▸ WORK ORDER:
Each entry below should be retyped exactly as given.

Segment Start: DATA FOR ANALYSIS

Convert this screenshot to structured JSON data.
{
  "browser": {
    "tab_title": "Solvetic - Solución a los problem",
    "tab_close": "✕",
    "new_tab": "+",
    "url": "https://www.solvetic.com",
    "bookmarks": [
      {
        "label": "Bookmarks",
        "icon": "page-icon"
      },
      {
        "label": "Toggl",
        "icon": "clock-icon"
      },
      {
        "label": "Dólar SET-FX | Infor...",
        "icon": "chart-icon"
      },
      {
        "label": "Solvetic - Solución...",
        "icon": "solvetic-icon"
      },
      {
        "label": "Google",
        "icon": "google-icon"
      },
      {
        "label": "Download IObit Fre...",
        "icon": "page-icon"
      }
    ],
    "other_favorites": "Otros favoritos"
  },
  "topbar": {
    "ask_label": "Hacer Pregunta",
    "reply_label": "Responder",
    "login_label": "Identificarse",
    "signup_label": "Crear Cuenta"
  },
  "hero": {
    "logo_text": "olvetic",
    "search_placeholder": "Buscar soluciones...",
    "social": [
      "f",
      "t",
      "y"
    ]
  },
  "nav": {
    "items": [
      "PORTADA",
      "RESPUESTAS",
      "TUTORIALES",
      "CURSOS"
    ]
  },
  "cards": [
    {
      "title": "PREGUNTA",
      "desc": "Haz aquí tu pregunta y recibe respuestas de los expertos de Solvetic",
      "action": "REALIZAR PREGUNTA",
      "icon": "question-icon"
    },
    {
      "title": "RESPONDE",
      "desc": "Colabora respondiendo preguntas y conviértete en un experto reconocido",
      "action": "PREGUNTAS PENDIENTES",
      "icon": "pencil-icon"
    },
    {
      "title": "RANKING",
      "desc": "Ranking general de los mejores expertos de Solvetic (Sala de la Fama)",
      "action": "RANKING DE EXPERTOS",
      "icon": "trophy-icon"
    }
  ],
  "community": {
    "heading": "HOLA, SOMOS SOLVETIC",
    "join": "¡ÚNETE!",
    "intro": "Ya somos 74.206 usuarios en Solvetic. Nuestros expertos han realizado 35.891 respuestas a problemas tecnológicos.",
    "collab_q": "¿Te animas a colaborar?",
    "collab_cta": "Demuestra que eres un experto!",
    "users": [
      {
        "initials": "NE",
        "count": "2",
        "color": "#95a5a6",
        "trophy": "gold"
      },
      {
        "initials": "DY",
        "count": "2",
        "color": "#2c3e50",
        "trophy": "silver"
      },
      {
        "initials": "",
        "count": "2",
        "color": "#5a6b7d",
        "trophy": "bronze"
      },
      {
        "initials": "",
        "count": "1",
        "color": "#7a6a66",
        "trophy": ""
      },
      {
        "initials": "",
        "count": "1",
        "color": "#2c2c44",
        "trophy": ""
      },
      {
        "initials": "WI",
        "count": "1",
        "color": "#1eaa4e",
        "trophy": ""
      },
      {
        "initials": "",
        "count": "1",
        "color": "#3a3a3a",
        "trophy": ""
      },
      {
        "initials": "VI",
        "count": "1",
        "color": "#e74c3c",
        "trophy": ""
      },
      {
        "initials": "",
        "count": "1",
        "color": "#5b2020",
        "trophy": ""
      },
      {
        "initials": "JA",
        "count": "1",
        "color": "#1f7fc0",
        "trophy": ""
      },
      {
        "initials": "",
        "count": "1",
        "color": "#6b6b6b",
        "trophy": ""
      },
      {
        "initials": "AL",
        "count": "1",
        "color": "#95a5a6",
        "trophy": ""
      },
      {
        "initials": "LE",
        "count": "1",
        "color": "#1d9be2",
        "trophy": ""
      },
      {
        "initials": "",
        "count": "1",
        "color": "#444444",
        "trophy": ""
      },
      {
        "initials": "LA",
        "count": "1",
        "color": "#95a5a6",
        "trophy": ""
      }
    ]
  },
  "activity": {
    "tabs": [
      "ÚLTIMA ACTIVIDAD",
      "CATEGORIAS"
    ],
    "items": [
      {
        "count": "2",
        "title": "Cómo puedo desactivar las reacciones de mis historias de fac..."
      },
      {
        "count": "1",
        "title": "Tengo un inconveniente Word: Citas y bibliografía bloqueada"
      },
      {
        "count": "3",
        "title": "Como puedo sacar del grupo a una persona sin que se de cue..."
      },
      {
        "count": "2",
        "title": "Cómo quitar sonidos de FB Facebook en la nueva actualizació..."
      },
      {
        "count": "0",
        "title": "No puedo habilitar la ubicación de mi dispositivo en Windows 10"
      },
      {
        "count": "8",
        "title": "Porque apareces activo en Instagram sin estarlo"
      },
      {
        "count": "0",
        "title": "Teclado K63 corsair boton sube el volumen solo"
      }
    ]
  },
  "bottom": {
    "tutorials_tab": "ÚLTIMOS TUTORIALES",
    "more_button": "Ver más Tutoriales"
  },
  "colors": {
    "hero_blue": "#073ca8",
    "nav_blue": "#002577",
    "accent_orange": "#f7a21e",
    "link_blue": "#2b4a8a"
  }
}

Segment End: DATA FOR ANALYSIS

▸ RESULT OF THE TASK:
Convert this screenshot to structured JSON data.
{
  "browser": {
    "tab_title": "Solvetic - Solución a los problem",
    "tab_close": "✕",
    "new_tab": "+",
    "url": "https://www.solvetic.com",
    "bookmarks": [
      {
        "label": "Bookmarks",
        "icon": "page-icon"
      },
      {
        "label": "Toggl",
        "icon": "clock-icon"
      },
      {
        "label": "Dólar SET-FX | Infor...",
        "icon": "chart-icon"
      },
      {
        "label": "Solvetic - Solución...",
        "icon": "solvetic-icon"
      },
      {
        "label": "Google",
        "icon": "google-icon"
      },
      {
        "label": "Download IObit Fre...",
        "icon": "page-icon"
      }
    ],
    "other_favorites": "Otros favoritos"
  },
  "topbar": {
    "ask_label": "Hacer Pregunta",
    "reply_label": "Responder",
    "login_label": "Identificarse",
    "signup_label": "Crear Cuenta"
  },
  "hero": {
    "logo_text": "olvetic",
    "search_placeholder": "Buscar soluciones...",
    "social": [
      "f",
      "t",
      "y"
    ]
  },
  "nav": {
    "items": [
      "PORTADA",
      "RESPUESTAS",
      "TUTORIALES",
      "CURSOS"
    ]
  },
  "cards": [
    {
      "title": "PREGUNTA",
      "desc": "Haz aquí tu pregunta y recibe respuestas de los expertos de Solvetic",
      "action": "REALIZAR PREGUNTA",
      "icon": "question-icon"
    },
    {
      "title": "RESPONDE",
      "desc": "Colabora respondiendo preguntas y conviértete en un experto reconocido",
      "action": "PREGUNTAS PENDIENTES",
      "icon": "pencil-icon"
    },
    {
      "title": "RANKING",
      "desc": "Ranking general de los mejores expertos de Solvetic (Sala de la Fama)",
      "action": "RANKING DE EXPERTOS",
      "icon": "trophy-icon"
    }
  ],
  "community": {
    "heading": "HOLA, SOMOS SOLVETIC",
    "join": "¡ÚNETE!",
    "intro": "Ya somos 74.206 usuarios en Solvetic. Nuestros expertos han realizado 35.891 respuestas a problemas tecnológicos.",
    "collab_q": "¿Te animas a colaborar?",
    "collab_cta": "Demuestra que eres un experto!",
    "users": [
      {
        "initials": "NE",
        "count": "2",
        "color": "#95a5a6",
        "trophy": "gold"
      },
      {
        "initials": "DY",
        "count": "2",
        "color": "#2c3e50",
        "trophy": "silver"
      },
      {
        "initials": "",
        "count": "2",
        "color": "#5a6b7d",
        "trophy": "bronze"
      },
      {
        "initials": "",
        "count": "1",
        "color": "#7a6a66",
        "trophy": ""
      },
      {
        "initials": "",
        "count": "1",
        "color": "#2c2c44",
        "trophy": ""
      },
      {
        "initials": "WI",
        "count": "1",
        "color": "#1eaa4e",
        "trophy": ""
      },
      {
        "initials": "",
        "count": "1",
        "color": "#3a3a3a",
        "trophy": ""
      },
      {
        "initials": "VI",
        "count": "1",
        "color": "#e74c3c",
        "trophy": ""
      },
      {
        "initials": "",
        "count": "1",
        "color": "#5b2020",
        "trophy": ""
      },
      {
        "initials": "JA",
        "count": "1",
        "color": "#1f7fc0",
        "trophy": ""
      },
      {
        "initials": "",
        "count": "1",
        "color": "#6b6b6b",
        "trophy": ""
      },
      {
        "initials": "AL",
        "count": "1",
        "color": "#95a5a6",
        "trophy": ""
      },
      {
        "initials": "LE",
        "count": "1",
        "color": "#1d9be2",
        "trophy": ""
      },
      {
        "initials": "",
        "count": "1",
        "color": "#444444",
        "trophy": ""
      },
      {
        "initials": "LA",
        "count": "1",
        "color": "#95a5a6",
        "trophy": ""
      }
    ]
  },
  "activity": {
    "tabs": [
      "ÚLTIMA ACTIVIDAD",
      "CATEGORIAS"
    ],
    "items": [
      {
        "count": "2",
        "title": "Cómo puedo desactivar las reacciones de mis historias de fac..."
      },
      {
        "count": "1",
        "title": "Tengo un inconveniente Word: Citas y bibliografía bloqueada"
      },
      {
        "count": "3",
        "title": "Como puedo sacar del grupo a una persona sin que se de cue..."
      },
      {
        "count": "2",
        "title": "Cómo quitar sonidos de FB Facebook en la nueva actualizació..."
      },
      {
        "count": "0",
        "title": "No puedo habilitar la ubicación de mi dispositivo en Windows 10"
      },
      {
        "count": "8",
        "title": "Porque apareces activo en Instagram sin estarlo"
      },
      {
        "count": "0",
        "title": "Teclado K63 corsair boton sube el volumen solo"
      }
    ]
  },
  "bottom": {
    "tutorials_tab": "ÚLTIMOS TUTORIALES",
    "more_button": "Ver más Tutoriales"
  },
  "colors": {
    "hero_blue": "#073ca8",
    "nav_blue": "#002577",
    "accent_orange": "#f7a21e",
    "link_blue": "#2b4a8a"
  }
}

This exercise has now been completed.